Luzio lab

Key papers:

Wartosch, L.*, Günesdogan, U., Graham, S.C. & Luzio, J.P.* Recruitment of VPS33A to HOPS by VPS16 is required for lysosome fusion with endosomes and autophagosomesTraffic doi:10.1111/tra.12283 *equal corresponding authors (2015).

Hesketh, G.G., Pérez-Dorado, I., Jackson, L.P., Wartosch, L., Schäfer, I. B., Gray, S.R., McCoy, A.J., Zeldin, O.B., Garman, E.F., Harbour, M.E., Evans, P.R., Seaman, M.N.J.*, Luzio, J.P. * & Owen, D.J.* VARP is recruited on to endosomes by direct interaction with retromer, where together they function in export to the cell surface. Dev. Cell 29, 591-606. * equal last authors (2014). 

Luzio, J.P., Hackmann, Y., Dieckmann, N.M.G. & Griffiths, G.M. The Biogenesis of Lysosomes and Lysosome-Related Organelles. Cold Spring Harbor Perspect. Biol. 6, a016840. (2014)  

Graham, S.C.*, Wartosch, L., Gray, S.R., Scourfield, E.J., Deane, J.E., Luzio, J.P.* and Owen, D.J.  Structural basis of Vps33A recruitment to the human HOPS complex by Vps16. Proc. Natl Acad. Sci. USA 110, 13345–13350 *equal corresponding authors (2013).

Kent, H.M., Evans, P.R., Schäfer, I. B., Gray, S.R., Sanderson, C.M., Luzio, J.P. *, Peden, A.A. * and Owen, D.J. * Structural basis of the intracellular sorting of the SNARE VAMP7 by the AP-3 adaptor complex. Dev. Cell 22, 979–988 *equal last authors (2012).

Schäfer, I. B., Hesketh, G.G., Bright, N.A., Gray, S.R., Pryor, P.R., Evans, P.R., Luzio, J.P. * and Owen, D.J. * The binding of Varp to VAMP7 traps VAMP7 in a closed, fusogenically inactive conformation.  Nature Struct. Mol. Biol. 19, 1300–1309  *equal last authors (2012).

Professor Paul Luzio

Emeritus Professor of Molecular Membrane Biology

Department: Clinical Biochemistry


01223 762818 (PA)

Plain English

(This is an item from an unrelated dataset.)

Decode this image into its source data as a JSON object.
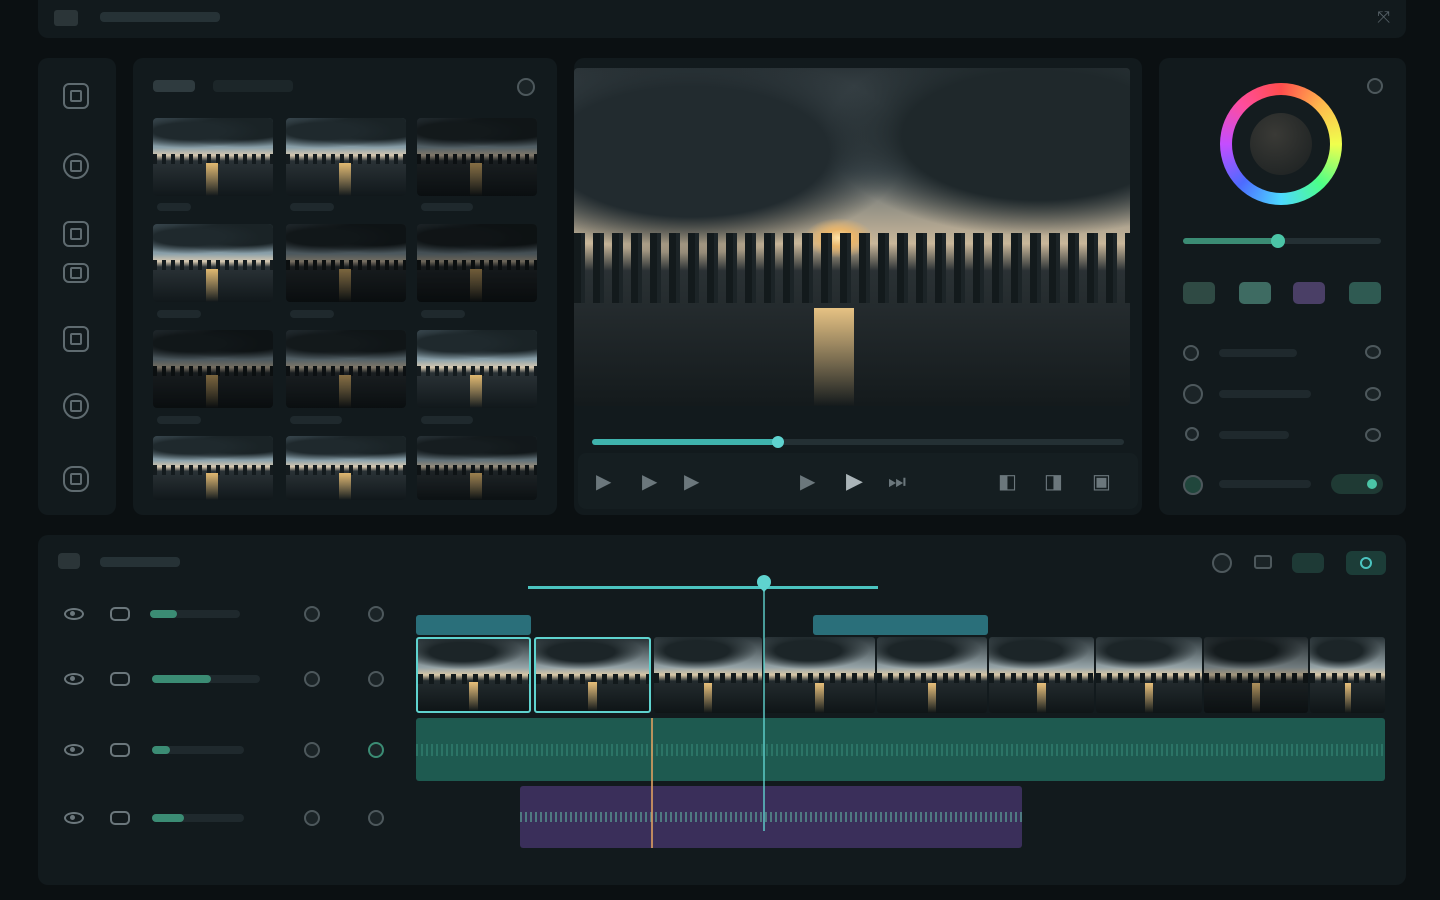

Cells are compartmentalized by specialized organelles (little organs within each cell), and cargo including proteins is moved between these compartments by trafficking of vesicles. We aim to understand how the membrane traffic machinery moves specific proteins around the cell for their normal function and for their degradation, the latter taking place in the lysosome organelle. We hope our work will contribute to: the understanding of many diseases, including diabetes, atherosclerosis and neurodegenerative diseases, where defects in the cell surface and/or in membrane traffic occur; and infectious diseases where microbes subvert the membrane traffic system in order to infect cells. It will also contribute to developing better ways of targeting drugs to particular sites within cells for more specific drug therapies.

Group members

Nicholas Bright · Luther Davis · Sally Gray · Veronica Kane Dickson


Medical Research Council